Once you know how many lines below hold "JSON", reply with that number and add nothing.

(Saved data entries)

=== Section Start ===

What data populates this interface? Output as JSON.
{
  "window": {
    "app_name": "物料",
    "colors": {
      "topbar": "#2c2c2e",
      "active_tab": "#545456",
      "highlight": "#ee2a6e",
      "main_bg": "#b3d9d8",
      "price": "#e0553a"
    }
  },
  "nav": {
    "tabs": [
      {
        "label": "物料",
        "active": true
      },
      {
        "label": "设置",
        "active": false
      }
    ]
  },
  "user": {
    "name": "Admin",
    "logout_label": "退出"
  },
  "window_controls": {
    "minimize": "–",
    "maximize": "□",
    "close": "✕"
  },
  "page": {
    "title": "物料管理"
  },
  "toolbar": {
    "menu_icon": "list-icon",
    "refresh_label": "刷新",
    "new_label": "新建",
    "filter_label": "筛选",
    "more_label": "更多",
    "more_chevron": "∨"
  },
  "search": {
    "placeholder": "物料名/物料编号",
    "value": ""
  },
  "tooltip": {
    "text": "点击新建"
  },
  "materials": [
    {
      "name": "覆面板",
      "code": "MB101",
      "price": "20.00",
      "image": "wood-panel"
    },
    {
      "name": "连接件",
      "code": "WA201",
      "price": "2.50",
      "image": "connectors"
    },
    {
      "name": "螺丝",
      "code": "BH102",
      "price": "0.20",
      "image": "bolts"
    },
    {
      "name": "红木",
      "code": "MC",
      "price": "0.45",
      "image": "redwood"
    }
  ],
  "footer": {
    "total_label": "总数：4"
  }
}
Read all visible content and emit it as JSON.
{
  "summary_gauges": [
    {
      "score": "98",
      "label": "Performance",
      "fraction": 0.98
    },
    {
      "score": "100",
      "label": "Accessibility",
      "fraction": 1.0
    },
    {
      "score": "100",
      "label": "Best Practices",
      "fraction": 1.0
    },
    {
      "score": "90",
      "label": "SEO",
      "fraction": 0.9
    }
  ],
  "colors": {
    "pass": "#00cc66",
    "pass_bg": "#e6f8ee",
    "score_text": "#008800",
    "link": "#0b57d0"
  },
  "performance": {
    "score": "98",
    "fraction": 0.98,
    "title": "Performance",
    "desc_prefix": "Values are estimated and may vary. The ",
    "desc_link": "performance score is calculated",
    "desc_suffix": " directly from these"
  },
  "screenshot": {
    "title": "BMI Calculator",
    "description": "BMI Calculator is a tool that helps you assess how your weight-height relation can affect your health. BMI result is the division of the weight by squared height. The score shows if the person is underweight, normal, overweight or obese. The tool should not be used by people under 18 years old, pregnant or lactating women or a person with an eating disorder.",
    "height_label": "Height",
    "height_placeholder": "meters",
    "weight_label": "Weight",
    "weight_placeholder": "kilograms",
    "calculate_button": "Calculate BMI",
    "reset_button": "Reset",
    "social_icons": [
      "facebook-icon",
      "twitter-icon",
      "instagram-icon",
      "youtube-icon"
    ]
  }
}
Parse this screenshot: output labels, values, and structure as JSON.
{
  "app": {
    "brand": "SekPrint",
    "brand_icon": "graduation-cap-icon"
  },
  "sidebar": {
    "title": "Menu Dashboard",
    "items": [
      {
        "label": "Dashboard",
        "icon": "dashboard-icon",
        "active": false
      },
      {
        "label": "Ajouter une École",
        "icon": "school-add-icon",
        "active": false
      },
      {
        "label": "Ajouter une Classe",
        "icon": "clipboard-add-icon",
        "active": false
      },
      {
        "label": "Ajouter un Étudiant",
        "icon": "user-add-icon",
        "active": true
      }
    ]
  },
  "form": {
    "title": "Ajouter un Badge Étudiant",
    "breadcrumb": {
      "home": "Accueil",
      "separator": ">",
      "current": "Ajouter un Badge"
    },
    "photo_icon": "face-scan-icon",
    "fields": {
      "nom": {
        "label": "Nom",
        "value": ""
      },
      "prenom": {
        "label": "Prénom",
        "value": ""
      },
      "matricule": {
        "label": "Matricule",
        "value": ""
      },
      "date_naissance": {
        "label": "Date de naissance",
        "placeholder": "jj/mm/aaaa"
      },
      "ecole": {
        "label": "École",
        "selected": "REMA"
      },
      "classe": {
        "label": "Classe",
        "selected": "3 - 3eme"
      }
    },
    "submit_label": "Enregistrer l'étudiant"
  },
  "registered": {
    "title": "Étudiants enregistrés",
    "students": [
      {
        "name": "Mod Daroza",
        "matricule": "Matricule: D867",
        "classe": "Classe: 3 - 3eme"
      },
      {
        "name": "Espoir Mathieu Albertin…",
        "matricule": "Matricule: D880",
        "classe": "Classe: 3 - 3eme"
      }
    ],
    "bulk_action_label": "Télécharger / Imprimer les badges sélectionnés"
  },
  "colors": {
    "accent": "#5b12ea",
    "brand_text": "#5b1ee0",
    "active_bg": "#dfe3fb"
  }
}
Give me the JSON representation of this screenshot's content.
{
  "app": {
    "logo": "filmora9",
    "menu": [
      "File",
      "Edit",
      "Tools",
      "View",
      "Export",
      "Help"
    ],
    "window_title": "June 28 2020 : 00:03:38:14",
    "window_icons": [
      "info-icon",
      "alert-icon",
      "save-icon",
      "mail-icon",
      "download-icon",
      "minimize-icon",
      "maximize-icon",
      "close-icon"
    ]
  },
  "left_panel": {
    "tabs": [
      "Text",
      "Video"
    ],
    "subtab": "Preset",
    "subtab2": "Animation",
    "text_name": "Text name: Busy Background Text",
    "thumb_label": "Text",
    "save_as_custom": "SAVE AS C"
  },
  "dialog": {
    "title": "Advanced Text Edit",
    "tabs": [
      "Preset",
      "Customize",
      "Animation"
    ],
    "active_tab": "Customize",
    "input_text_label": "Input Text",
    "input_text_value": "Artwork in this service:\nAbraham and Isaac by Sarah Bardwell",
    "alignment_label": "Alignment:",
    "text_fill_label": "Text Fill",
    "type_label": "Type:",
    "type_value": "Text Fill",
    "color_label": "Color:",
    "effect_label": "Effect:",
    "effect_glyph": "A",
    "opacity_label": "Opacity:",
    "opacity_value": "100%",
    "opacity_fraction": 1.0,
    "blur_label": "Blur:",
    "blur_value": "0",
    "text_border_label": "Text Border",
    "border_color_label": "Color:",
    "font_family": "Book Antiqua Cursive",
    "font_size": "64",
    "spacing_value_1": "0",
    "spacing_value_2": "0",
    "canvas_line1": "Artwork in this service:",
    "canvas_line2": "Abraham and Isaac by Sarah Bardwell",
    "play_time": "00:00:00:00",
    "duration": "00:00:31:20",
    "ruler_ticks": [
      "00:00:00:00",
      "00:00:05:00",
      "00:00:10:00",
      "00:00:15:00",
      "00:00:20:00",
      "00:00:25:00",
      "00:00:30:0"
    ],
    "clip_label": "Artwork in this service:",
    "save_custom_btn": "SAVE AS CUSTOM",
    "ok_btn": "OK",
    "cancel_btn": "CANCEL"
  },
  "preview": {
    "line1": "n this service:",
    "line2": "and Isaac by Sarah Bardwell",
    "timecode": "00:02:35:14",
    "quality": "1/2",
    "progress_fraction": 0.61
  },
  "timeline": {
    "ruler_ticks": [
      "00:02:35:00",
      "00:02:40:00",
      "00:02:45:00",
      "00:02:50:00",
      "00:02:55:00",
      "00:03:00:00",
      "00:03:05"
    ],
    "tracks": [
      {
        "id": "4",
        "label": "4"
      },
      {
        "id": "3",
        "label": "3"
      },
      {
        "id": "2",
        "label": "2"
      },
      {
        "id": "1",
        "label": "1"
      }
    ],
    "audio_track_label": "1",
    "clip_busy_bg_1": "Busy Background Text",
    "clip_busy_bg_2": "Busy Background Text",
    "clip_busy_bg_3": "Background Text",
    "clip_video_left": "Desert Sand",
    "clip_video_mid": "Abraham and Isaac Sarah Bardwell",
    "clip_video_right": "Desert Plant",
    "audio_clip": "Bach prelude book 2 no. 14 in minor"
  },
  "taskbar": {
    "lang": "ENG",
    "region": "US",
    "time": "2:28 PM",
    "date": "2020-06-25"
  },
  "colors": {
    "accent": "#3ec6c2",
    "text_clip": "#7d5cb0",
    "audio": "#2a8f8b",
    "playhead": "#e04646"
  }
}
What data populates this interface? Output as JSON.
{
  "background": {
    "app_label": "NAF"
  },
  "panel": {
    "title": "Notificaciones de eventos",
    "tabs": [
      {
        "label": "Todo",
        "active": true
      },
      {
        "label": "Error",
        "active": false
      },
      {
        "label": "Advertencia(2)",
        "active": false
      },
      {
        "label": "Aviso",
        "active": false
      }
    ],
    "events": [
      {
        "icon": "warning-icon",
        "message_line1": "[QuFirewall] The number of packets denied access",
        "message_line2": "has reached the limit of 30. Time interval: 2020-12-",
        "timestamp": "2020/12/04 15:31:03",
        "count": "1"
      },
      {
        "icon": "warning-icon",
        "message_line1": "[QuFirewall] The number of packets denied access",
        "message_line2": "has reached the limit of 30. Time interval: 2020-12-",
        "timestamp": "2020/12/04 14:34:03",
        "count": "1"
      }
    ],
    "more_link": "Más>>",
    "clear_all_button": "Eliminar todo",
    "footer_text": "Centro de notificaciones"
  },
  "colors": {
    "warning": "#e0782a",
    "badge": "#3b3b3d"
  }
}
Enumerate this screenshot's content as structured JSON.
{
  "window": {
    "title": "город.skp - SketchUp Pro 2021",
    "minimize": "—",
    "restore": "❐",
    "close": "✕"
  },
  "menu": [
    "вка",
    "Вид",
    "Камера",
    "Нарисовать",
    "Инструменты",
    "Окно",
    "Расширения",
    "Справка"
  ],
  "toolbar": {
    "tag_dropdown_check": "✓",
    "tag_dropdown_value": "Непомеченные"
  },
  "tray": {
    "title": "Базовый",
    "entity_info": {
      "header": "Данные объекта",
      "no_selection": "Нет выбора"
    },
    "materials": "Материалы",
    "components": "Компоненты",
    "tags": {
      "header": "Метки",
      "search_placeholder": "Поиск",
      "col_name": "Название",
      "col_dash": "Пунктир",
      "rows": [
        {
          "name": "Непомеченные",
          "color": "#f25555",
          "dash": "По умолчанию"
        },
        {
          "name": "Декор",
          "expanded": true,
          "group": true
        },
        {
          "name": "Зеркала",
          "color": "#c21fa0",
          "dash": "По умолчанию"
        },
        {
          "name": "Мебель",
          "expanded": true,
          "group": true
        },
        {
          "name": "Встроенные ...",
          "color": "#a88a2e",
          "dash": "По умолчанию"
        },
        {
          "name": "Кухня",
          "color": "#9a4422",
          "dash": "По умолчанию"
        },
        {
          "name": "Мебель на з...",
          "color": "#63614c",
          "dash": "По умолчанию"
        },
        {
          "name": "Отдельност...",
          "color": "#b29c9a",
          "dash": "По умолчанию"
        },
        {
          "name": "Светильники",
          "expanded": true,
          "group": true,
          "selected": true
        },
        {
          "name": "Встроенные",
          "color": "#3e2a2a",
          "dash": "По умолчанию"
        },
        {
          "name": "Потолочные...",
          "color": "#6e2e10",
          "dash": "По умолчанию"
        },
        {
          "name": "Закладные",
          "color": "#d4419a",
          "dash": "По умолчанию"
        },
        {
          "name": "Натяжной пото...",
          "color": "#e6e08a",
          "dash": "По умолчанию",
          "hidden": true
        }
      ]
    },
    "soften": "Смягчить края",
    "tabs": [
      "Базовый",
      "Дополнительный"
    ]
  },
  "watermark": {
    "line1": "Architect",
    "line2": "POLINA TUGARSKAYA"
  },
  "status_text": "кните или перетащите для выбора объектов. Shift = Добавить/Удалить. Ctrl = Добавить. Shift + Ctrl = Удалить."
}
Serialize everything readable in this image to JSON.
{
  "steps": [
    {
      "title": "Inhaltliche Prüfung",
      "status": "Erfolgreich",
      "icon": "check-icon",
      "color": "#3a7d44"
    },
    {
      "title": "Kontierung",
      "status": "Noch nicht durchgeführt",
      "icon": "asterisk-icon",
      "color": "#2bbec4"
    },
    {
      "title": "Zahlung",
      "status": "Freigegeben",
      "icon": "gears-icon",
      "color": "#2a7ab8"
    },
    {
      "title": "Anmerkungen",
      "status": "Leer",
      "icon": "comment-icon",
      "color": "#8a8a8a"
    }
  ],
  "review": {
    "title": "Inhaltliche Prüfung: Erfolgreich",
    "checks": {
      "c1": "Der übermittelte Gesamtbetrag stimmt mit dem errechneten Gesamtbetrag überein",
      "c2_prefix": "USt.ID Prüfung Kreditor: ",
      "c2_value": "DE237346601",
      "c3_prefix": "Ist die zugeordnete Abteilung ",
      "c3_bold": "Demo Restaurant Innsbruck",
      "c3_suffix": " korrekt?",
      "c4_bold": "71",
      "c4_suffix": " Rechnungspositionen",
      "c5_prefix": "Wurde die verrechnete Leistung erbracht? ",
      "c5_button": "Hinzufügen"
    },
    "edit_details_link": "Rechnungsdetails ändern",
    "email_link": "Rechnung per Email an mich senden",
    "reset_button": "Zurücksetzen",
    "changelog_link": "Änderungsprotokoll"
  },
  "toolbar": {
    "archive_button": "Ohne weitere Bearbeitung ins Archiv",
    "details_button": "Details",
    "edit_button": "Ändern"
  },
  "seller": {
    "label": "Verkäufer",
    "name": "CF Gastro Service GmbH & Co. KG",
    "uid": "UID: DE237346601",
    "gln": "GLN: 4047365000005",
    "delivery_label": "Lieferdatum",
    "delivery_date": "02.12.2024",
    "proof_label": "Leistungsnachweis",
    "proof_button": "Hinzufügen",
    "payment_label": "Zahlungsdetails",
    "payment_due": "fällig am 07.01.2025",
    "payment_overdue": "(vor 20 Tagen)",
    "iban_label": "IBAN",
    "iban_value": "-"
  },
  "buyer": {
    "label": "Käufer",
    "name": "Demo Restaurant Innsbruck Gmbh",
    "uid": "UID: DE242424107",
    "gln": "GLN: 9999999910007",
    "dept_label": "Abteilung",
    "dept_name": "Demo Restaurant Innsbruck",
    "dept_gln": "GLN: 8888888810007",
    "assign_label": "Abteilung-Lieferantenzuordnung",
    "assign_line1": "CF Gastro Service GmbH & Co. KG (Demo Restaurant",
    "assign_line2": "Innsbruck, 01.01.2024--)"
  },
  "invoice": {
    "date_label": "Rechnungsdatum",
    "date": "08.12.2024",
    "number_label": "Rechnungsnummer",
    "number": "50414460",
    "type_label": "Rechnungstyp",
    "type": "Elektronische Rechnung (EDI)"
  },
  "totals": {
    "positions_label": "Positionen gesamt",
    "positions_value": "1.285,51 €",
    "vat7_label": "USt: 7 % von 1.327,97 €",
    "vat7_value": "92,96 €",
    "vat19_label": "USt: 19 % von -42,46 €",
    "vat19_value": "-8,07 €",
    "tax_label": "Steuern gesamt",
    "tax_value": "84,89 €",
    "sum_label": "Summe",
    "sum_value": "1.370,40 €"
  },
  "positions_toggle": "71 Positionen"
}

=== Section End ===

Output of the exercise -
7